    I was struck by the story line, with its messiah figure and some not very veiled biblical parallels - 'the living rock' and the search by the killer queen (Herod meets Cruella Deville) for the star that heralded him.  I enjoyed the mis-pronunciation of 'video tape' as "vi-day-o tap" and the crackly version of the Bohemian Rhapsody video that merged into the "Big Brother" title sequence.  There was some clever stuff going on here that made me think.  Perhaps the most significant thing was when one of the characters said 'our hope lies in the past' - resonating with some of what I've been looking at and thinking about from a history perspective.

    At one point the cast called upon the audience to raise their hands and 'wave' along with the music - my neighbour turned to me and said 'just like Hillsong'... at which point I switched to 'lightbulb changing' and said 'not quite' but she did have a point... what is the real difference?

    It was a good perfomance - even if it made me feel old because I was younger than any of the performers when 'Bohenmian Rhpasody' was released - and would have made a really good starting point for talking about some real topics around freedom, the meaning of life, globalisation and so on, if only a few church folk were a little less wary of taint.

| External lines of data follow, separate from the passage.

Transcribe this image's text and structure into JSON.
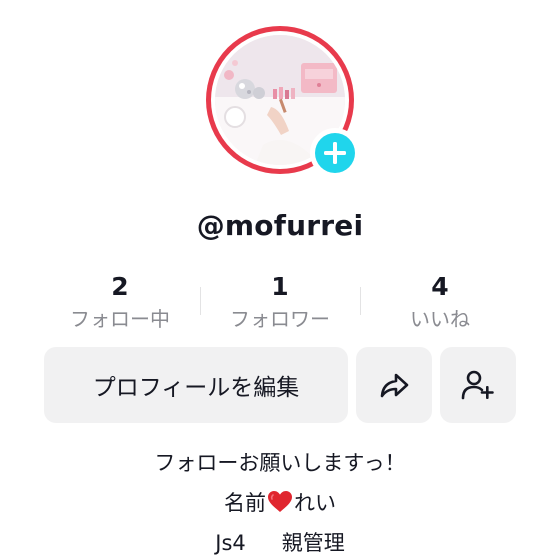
{
  "profile": {
    "username": "@mofurrei",
    "avatar_icon": "profile-photo",
    "add_badge_icon": "plus-icon",
    "ring_color": "#e83a4c",
    "badge_color": "#20d5ec"
  },
  "stats": [
    {
      "value": "2",
      "label": "フォロー中"
    },
    {
      "value": "1",
      "label": "フォロワー"
    },
    {
      "value": "4",
      "label": "いいね"
    }
  ],
  "actions": {
    "edit_label": "プロフィールを編集",
    "share_icon": "share-arrow-icon",
    "add_friend_icon": "add-user-icon"
  },
  "bio": {
    "line1": "フォローお願いしますっ！",
    "line2_prefix": "名前",
    "line2_suffix": "れい",
    "line2_icon": "red-heart-emoji",
    "line3_a": "Js4",
    "line3_b": "親管理"
  }
}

  • Technical Support is no PICNIC

    A friend who works in IT tells me most queries are a PICNIC - Problem In Chair Not In Computer. Hmm.

    My broadband connection has been down since Monday and I have made more phone calls than enough to the technical support people for my ISP (who evidently won an award for this...).

    The 'troubleshooting' is a bit of a joke - 'is your router plugged in?', 'is the LAN cable connected' etc. After three variants on this, my query was 'escalated' which meant a 'senior technician' took 24 hours to confirm that my account was live and connected at their end... then asked me for the umpteenth time whether I had a microfilter, had a swapped it for another one and questions designed to make my patience get tested. They have now decided that the problem must be the line (never!) and have referred it to BT who will check the line in the next 48 hours or so.

    In the meantime I have discovered that there are no cyber cafes in Didcot (where I was at a meeting yesterday) and not having a laptop I can hardly lug my PC to an open access wireless 'hotspot' so today I am back in Leicester drinking my skinny fairtrade latte and reading emails at £2 an hour. So while cyberspace is enjoying the peace and quiet, I'm feeling very out of touch with the world.

    Blogging will disappear until broadband resumes... enjoy the escape from my drivel.